> _Exercise directions_
Please retype the listing below exactly as it stands, skipping any pictures.

Task material below:

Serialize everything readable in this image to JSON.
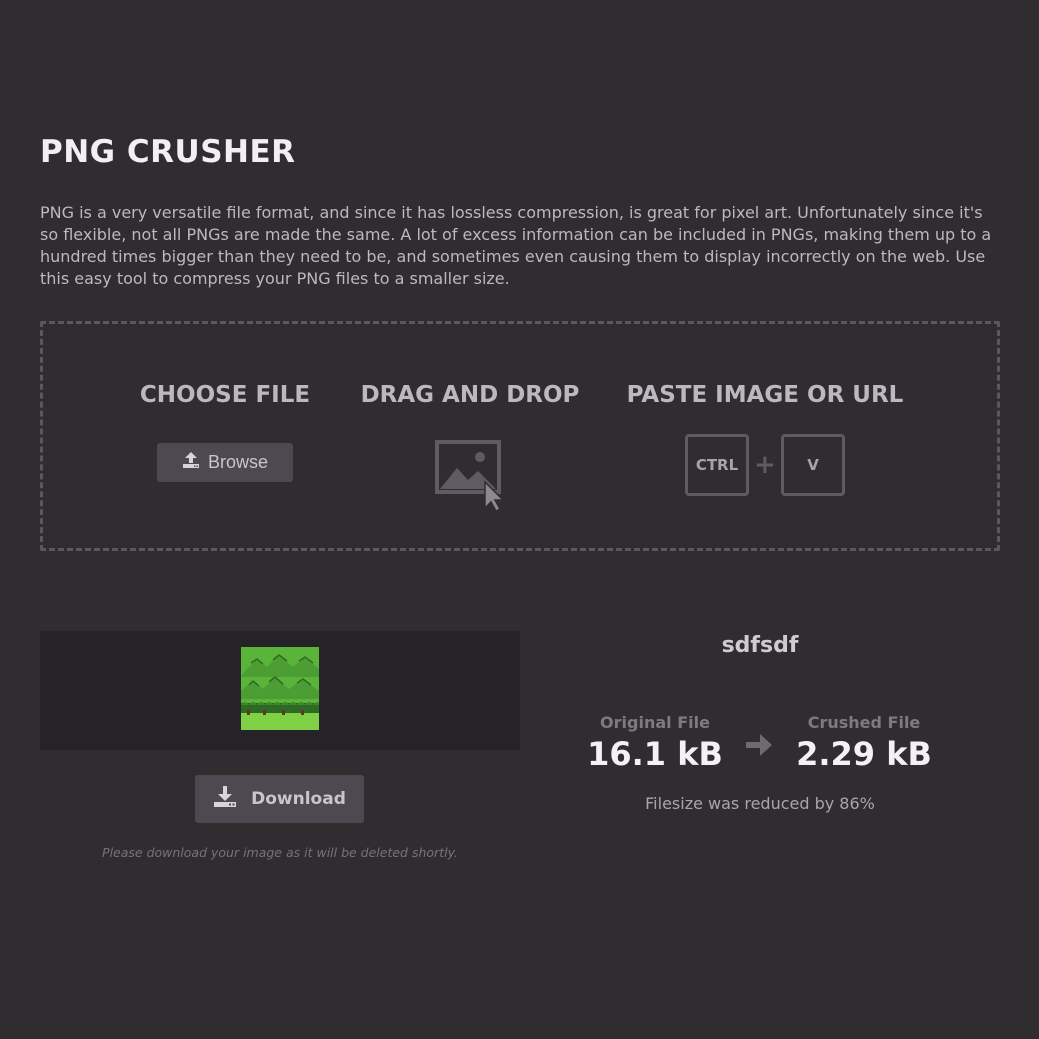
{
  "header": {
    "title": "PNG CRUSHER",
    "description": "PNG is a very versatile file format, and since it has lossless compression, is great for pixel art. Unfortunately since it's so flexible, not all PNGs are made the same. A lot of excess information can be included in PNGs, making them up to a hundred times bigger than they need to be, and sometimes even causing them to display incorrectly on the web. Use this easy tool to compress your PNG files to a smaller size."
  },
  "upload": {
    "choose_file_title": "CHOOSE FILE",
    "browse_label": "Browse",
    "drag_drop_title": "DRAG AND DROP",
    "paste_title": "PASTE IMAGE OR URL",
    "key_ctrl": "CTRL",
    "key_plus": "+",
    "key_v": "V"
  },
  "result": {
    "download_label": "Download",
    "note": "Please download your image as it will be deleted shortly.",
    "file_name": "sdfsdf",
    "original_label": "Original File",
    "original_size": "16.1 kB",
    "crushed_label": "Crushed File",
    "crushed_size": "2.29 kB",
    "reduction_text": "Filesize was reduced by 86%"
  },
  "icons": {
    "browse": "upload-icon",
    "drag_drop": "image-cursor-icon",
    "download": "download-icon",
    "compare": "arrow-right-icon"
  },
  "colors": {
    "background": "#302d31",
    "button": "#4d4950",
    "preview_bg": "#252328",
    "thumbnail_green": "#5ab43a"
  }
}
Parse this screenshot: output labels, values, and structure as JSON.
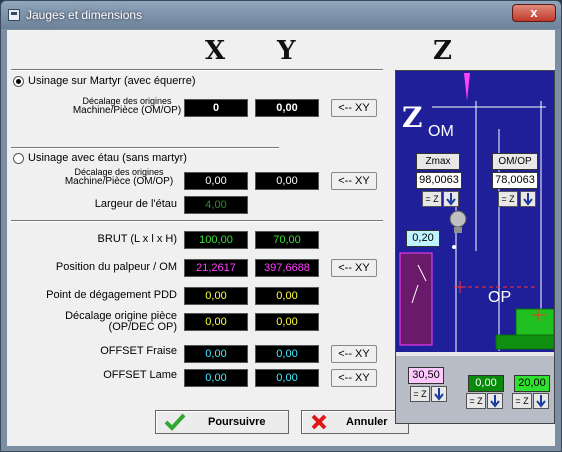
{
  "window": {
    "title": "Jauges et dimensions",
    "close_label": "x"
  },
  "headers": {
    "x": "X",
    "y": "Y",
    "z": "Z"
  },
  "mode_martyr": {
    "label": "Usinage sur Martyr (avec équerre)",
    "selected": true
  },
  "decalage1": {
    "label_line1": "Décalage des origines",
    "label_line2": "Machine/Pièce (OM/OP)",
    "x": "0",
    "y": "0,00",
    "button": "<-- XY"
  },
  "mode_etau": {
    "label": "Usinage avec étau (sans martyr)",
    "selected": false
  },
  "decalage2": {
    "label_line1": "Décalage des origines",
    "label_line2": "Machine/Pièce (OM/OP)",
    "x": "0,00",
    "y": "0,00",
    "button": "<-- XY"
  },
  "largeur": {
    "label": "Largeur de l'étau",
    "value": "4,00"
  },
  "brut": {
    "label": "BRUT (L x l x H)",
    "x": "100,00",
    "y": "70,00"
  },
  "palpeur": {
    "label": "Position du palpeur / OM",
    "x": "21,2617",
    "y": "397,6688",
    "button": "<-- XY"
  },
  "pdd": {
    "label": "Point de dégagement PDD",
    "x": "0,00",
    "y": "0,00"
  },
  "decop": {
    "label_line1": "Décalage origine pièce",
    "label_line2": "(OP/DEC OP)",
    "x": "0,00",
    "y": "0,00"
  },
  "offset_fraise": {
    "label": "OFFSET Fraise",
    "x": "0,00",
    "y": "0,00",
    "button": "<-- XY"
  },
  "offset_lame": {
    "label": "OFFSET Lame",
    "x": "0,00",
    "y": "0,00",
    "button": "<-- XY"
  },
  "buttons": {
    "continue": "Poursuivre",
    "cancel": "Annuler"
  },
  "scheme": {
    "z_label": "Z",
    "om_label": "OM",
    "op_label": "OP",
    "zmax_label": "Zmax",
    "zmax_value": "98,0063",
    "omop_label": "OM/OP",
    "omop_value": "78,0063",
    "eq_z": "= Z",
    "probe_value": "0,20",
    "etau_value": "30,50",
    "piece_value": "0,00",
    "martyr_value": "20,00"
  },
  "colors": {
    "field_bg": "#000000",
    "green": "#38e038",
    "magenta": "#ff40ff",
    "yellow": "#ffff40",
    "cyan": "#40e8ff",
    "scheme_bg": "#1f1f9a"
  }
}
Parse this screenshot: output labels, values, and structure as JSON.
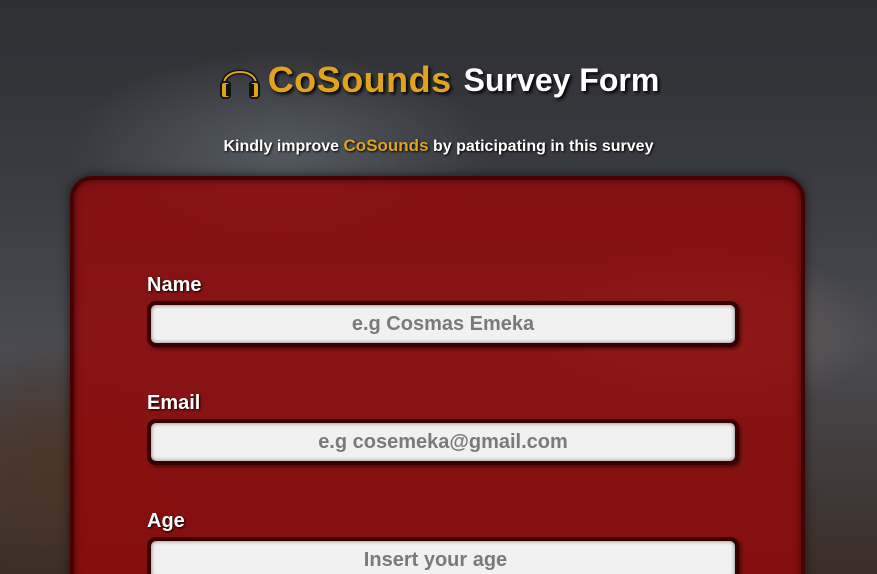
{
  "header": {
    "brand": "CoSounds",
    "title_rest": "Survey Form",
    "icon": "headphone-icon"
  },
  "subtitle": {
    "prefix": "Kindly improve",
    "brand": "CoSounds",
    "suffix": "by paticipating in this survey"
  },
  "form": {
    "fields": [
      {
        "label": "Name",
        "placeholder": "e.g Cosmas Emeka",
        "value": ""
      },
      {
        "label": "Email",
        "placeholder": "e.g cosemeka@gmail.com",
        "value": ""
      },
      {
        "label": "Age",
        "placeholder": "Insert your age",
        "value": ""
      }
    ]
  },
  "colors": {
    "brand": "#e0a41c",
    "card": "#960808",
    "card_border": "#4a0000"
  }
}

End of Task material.

> _Exercise result_
Serialize everything readable in this image to JSON.
{
  "header": {
    "title": "PNG CRUSHER",
    "description": "PNG is a very versatile file format, and since it has lossless compression, is great for pixel art. Unfortunately since it's so flexible, not all PNGs are made the same. A lot of excess information can be included in PNGs, making them up to a hundred times bigger than they need to be, and sometimes even causing them to display incorrectly on the web. Use this easy tool to compress your PNG files to a smaller size."
  },
  "upload": {
    "choose_file_title": "CHOOSE FILE",
    "browse_label": "Browse",
    "drag_drop_title": "DRAG AND DROP",
    "paste_title": "PASTE IMAGE OR URL",
    "key_ctrl": "CTRL",
    "key_plus": "+",
    "key_v": "V"
  },
  "result": {
    "download_label": "Download",
    "note": "Please download your image as it will be deleted shortly.",
    "file_name": "sdfsdf",
    "original_label": "Original File",
    "original_size": "16.1 kB",
    "crushed_label": "Crushed File",
    "crushed_size": "2.29 kB",
    "reduction_text": "Filesize was reduced by 86%"
  },
  "icons": {
    "browse": "upload-icon",
    "drag_drop": "image-cursor-icon",
    "download": "download-icon",
    "compare": "arrow-right-icon"
  },
  "colors": {
    "background": "#302d31",
    "button": "#4d4950",
    "preview_bg": "#252328",
    "thumbnail_green": "#5ab43a"
  }
}
Parse this screenshot: output labels, values, and structure as JSON.
{
  "window": {
    "title": "Jauges et dimensions",
    "close_label": "x"
  },
  "headers": {
    "x": "X",
    "y": "Y",
    "z": "Z"
  },
  "mode_martyr": {
    "label": "Usinage sur Martyr (avec équerre)",
    "selected": true
  },
  "decalage1": {
    "label_line1": "Décalage des origines",
    "label_line2": "Machine/Pièce (OM/OP)",
    "x": "0",
    "y": "0,00",
    "button": "<-- XY"
  },
  "mode_etau": {
    "label": "Usinage avec étau (sans martyr)",
    "selected": false
  },
  "decalage2": {
    "label_line1": "Décalage des origines",
    "label_line2": "Machine/Pièce (OM/OP)",
    "x": "0,00",
    "y": "0,00",
    "button": "<-- XY"
  },
  "largeur": {
    "label": "Largeur de l'étau",
    "value": "4,00"
  },
  "brut": {
    "label": "BRUT (L x l x H)",
    "x": "100,00",
    "y": "70,00"
  },
  "palpeur": {
    "label": "Position du palpeur / OM",
    "x": "21,2617",
    "y": "397,6688",
    "button": "<-- XY"
  },
  "pdd": {
    "label": "Point de dégagement PDD",
    "x": "0,00",
    "y": "0,00"
  },
  "decop": {
    "label_line1": "Décalage origine pièce",
    "label_line2": "(OP/DEC OP)",
    "x": "0,00",
    "y": "0,00"
  },
  "offset_fraise": {
    "label": "OFFSET Fraise",
    "x": "0,00",
    "y": "0,00",
    "button": "<-- XY"
  },
  "offset_lame": {
    "label": "OFFSET Lame",
    "x": "0,00",
    "y": "0,00",
    "button": "<-- XY"
  },
  "buttons": {
    "continue": "Poursuivre",
    "cancel": "Annuler"
  },
  "scheme": {
    "z_label": "Z",
    "om_label": "OM",
    "op_label": "OP",
    "zmax_label": "Zmax",
    "zmax_value": "98,0063",
    "omop_label": "OM/OP",
    "omop_value": "78,0063",
    "eq_z": "= Z",
    "probe_value": "0,20",
    "etau_value": "30,50",
    "piece_value": "0,00",
    "martyr_value": "20,00"
  },
  "colors": {
    "field_bg": "#000000",
    "green": "#38e038",
    "magenta": "#ff40ff",
    "yellow": "#ffff40",
    "cyan": "#40e8ff",
    "scheme_bg": "#1f1f9a"
  }
}
Parse this screenshot: output labels, values, and structure as JSON.
{
  "header": {
    "brand": "CoSounds",
    "title_rest": "Survey Form",
    "icon": "headphone-icon"
  },
  "subtitle": {
    "prefix": "Kindly improve",
    "brand": "CoSounds",
    "suffix": "by paticipating in this survey"
  },
  "form": {
    "fields": [
      {
        "label": "Name",
        "placeholder": "e.g Cosmas Emeka",
        "value": ""
      },
      {
        "label": "Email",
        "placeholder": "e.g cosemeka@gmail.com",
        "value": ""
      },
      {
        "label": "Age",
        "placeholder": "Insert your age",
        "value": ""
      }
    ]
  },
  "colors": {
    "brand": "#e0a41c",
    "card": "#960808",
    "card_border": "#4a0000"
  }
}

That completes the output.